What is required ▸ Reproduce the entries below character for character.

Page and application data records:
Content starts

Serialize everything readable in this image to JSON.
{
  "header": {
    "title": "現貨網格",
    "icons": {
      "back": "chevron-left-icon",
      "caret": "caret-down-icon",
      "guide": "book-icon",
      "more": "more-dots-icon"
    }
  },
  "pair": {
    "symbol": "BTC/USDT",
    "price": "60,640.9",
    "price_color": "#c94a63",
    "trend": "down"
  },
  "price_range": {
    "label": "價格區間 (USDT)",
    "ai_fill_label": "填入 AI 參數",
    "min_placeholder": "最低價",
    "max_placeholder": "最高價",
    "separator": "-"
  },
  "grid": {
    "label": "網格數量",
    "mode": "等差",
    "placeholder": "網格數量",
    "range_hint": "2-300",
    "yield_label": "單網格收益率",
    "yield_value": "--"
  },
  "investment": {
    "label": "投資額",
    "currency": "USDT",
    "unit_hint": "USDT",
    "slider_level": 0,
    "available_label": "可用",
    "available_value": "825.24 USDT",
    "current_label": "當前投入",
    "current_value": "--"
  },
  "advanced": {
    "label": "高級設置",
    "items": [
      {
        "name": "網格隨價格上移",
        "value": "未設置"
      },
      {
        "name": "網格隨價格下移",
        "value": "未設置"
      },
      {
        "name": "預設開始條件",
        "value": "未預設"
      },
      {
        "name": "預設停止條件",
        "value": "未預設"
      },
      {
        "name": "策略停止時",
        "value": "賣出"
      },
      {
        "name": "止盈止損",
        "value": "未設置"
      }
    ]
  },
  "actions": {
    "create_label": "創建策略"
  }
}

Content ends

Finished exercise ▸
Serialize everything readable in this image to JSON.
{
  "header": {
    "title": "現貨網格",
    "icons": {
      "back": "chevron-left-icon",
      "caret": "caret-down-icon",
      "guide": "book-icon",
      "more": "more-dots-icon"
    }
  },
  "pair": {
    "symbol": "BTC/USDT",
    "price": "60,640.9",
    "price_color": "#c94a63",
    "trend": "down"
  },
  "price_range": {
    "label": "價格區間 (USDT)",
    "ai_fill_label": "填入 AI 參數",
    "min_placeholder": "最低價",
    "max_placeholder": "最高價",
    "separator": "-"
  },
  "grid": {
    "label": "網格數量",
    "mode": "等差",
    "placeholder": "網格數量",
    "range_hint": "2-300",
    "yield_label": "單網格收益率",
    "yield_value": "--"
  },
  "investment": {
    "label": "投資額",
    "currency": "USDT",
    "unit_hint": "USDT",
    "slider_level": 0,
    "available_label": "可用",
    "available_value": "825.24 USDT",
    "current_label": "當前投入",
    "current_value": "--"
  },
  "advanced": {
    "label": "高級設置",
    "items": [
      {
        "name": "網格隨價格上移",
        "value": "未設置"
      },
      {
        "name": "網格隨價格下移",
        "value": "未設置"
      },
      {
        "name": "預設開始條件",
        "value": "未預設"
      },
      {
        "name": "預設停止條件",
        "value": "未預設"
      },
      {
        "name": "策略停止時",
        "value": "賣出"
      },
      {
        "name": "止盈止損",
        "value": "未設置"
      }
    ]
  },
  "actions": {
    "create_label": "創建策略"
  }
}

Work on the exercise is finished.